AIM OF THE TASK
Retype the listing exactly, with no images.

....

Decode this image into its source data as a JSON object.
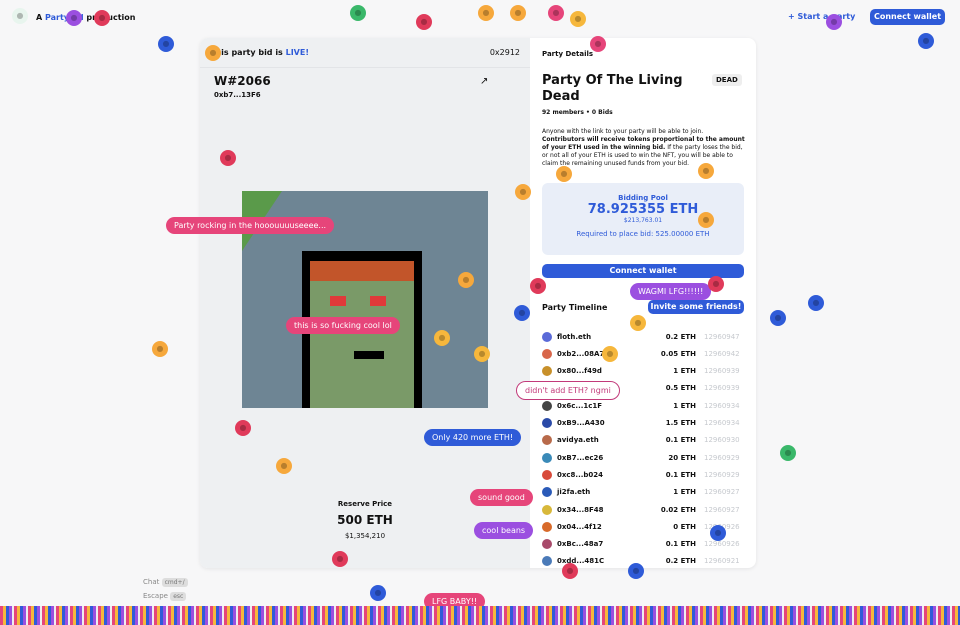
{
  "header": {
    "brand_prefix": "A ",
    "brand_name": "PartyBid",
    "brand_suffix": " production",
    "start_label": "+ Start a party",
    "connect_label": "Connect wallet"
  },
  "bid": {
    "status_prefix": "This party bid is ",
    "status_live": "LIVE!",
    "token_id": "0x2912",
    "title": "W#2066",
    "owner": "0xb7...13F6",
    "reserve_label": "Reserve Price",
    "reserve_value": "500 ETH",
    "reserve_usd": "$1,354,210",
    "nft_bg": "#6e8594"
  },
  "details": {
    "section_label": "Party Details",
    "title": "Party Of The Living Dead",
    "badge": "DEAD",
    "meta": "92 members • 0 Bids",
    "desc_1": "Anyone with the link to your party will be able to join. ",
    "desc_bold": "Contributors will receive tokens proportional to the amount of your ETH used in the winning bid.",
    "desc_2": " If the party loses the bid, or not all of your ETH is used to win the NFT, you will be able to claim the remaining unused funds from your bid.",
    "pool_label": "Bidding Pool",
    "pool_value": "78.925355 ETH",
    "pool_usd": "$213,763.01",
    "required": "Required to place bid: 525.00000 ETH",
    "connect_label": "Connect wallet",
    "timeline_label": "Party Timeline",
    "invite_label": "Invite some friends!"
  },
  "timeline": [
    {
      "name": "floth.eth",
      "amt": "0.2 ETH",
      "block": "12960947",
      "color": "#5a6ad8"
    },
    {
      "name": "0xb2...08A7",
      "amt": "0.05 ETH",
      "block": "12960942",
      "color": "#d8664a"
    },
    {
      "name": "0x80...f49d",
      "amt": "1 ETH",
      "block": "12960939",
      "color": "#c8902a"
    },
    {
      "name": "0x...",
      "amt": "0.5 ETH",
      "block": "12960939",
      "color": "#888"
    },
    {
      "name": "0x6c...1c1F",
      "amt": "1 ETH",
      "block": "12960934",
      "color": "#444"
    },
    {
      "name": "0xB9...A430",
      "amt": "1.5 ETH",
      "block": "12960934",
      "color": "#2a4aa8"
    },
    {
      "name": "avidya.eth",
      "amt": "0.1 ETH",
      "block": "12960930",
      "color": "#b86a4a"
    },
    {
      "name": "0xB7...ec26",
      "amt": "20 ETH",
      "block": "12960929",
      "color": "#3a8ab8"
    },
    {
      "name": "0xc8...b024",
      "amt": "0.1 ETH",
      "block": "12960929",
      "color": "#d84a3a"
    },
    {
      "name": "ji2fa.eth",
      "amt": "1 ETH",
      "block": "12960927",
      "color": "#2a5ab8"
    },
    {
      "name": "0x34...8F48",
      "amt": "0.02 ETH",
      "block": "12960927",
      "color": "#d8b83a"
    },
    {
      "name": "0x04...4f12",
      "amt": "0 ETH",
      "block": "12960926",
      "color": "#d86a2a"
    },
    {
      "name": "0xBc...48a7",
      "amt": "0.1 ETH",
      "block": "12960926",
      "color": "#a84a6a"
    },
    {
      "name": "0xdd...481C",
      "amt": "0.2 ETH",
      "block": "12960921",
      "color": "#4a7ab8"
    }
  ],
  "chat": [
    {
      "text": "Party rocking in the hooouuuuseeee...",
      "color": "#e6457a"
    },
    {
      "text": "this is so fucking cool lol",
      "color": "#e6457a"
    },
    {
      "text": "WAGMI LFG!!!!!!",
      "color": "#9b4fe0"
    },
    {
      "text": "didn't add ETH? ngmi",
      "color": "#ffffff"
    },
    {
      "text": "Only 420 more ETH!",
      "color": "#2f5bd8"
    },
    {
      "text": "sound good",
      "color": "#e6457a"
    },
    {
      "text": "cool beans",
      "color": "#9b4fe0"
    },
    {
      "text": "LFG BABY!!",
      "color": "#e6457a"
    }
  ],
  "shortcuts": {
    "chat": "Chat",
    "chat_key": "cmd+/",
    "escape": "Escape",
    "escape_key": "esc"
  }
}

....

RESPONSE TO THIS TASK
Decode this image into its source data as a JSON object.
{
  "header": {
    "brand_prefix": "A ",
    "brand_name": "PartyBid",
    "brand_suffix": " production",
    "start_label": "+ Start a party",
    "connect_label": "Connect wallet"
  },
  "bid": {
    "status_prefix": "This party bid is ",
    "status_live": "LIVE!",
    "token_id": "0x2912",
    "title": "W#2066",
    "owner": "0xb7...13F6",
    "reserve_label": "Reserve Price",
    "reserve_value": "500 ETH",
    "reserve_usd": "$1,354,210",
    "nft_bg": "#6e8594"
  },
  "details": {
    "section_label": "Party Details",
    "title": "Party Of The Living Dead",
    "badge": "DEAD",
    "meta": "92 members • 0 Bids",
    "desc_1": "Anyone with the link to your party will be able to join. ",
    "desc_bold": "Contributors will receive tokens proportional to the amount of your ETH used in the winning bid.",
    "desc_2": " If the party loses the bid, or not all of your ETH is used to win the NFT, you will be able to claim the remaining unused funds from your bid.",
    "pool_label": "Bidding Pool",
    "pool_value": "78.925355 ETH",
    "pool_usd": "$213,763.01",
    "required": "Required to place bid: 525.00000 ETH",
    "connect_label": "Connect wallet",
    "timeline_label": "Party Timeline",
    "invite_label": "Invite some friends!"
  },
  "timeline": [
    {
      "name": "floth.eth",
      "amt": "0.2 ETH",
      "block": "12960947",
      "color": "#5a6ad8"
    },
    {
      "name": "0xb2...08A7",
      "amt": "0.05 ETH",
      "block": "12960942",
      "color": "#d8664a"
    },
    {
      "name": "0x80...f49d",
      "amt": "1 ETH",
      "block": "12960939",
      "color": "#c8902a"
    },
    {
      "name": "0x...",
      "amt": "0.5 ETH",
      "block": "12960939",
      "color": "#888"
    },
    {
      "name": "0x6c...1c1F",
      "amt": "1 ETH",
      "block": "12960934",
      "color": "#444"
    },
    {
      "name": "0xB9...A430",
      "amt": "1.5 ETH",
      "block": "12960934",
      "color": "#2a4aa8"
    },
    {
      "name": "avidya.eth",
      "amt": "0.1 ETH",
      "block": "12960930",
      "color": "#b86a4a"
    },
    {
      "name": "0xB7...ec26",
      "amt": "20 ETH",
      "block": "12960929",
      "color": "#3a8ab8"
    },
    {
      "name": "0xc8...b024",
      "amt": "0.1 ETH",
      "block": "12960929",
      "color": "#d84a3a"
    },
    {
      "name": "ji2fa.eth",
      "amt": "1 ETH",
      "block": "12960927",
      "color": "#2a5ab8"
    },
    {
      "name": "0x34...8F48",
      "amt": "0.02 ETH",
      "block": "12960927",
      "color": "#d8b83a"
    },
    {
      "name": "0x04...4f12",
      "amt": "0 ETH",
      "block": "12960926",
      "color": "#d86a2a"
    },
    {
      "name": "0xBc...48a7",
      "amt": "0.1 ETH",
      "block": "12960926",
      "color": "#a84a6a"
    },
    {
      "name": "0xdd...481C",
      "amt": "0.2 ETH",
      "block": "12960921",
      "color": "#4a7ab8"
    }
  ],
  "chat": [
    {
      "text": "Party rocking in the hooouuuuseeee...",
      "color": "#e6457a"
    },
    {
      "text": "this is so fucking cool lol",
      "color": "#e6457a"
    },
    {
      "text": "WAGMI LFG!!!!!!",
      "color": "#9b4fe0"
    },
    {
      "text": "didn't add ETH? ngmi",
      "color": "#ffffff"
    },
    {
      "text": "Only 420 more ETH!",
      "color": "#2f5bd8"
    },
    {
      "text": "sound good",
      "color": "#e6457a"
    },
    {
      "text": "cool beans",
      "color": "#9b4fe0"
    },
    {
      "text": "LFG BABY!!",
      "color": "#e6457a"
    }
  ],
  "shortcuts": {
    "chat": "Chat",
    "chat_key": "cmd+/",
    "escape": "Escape",
    "escape_key": "esc"
  }
}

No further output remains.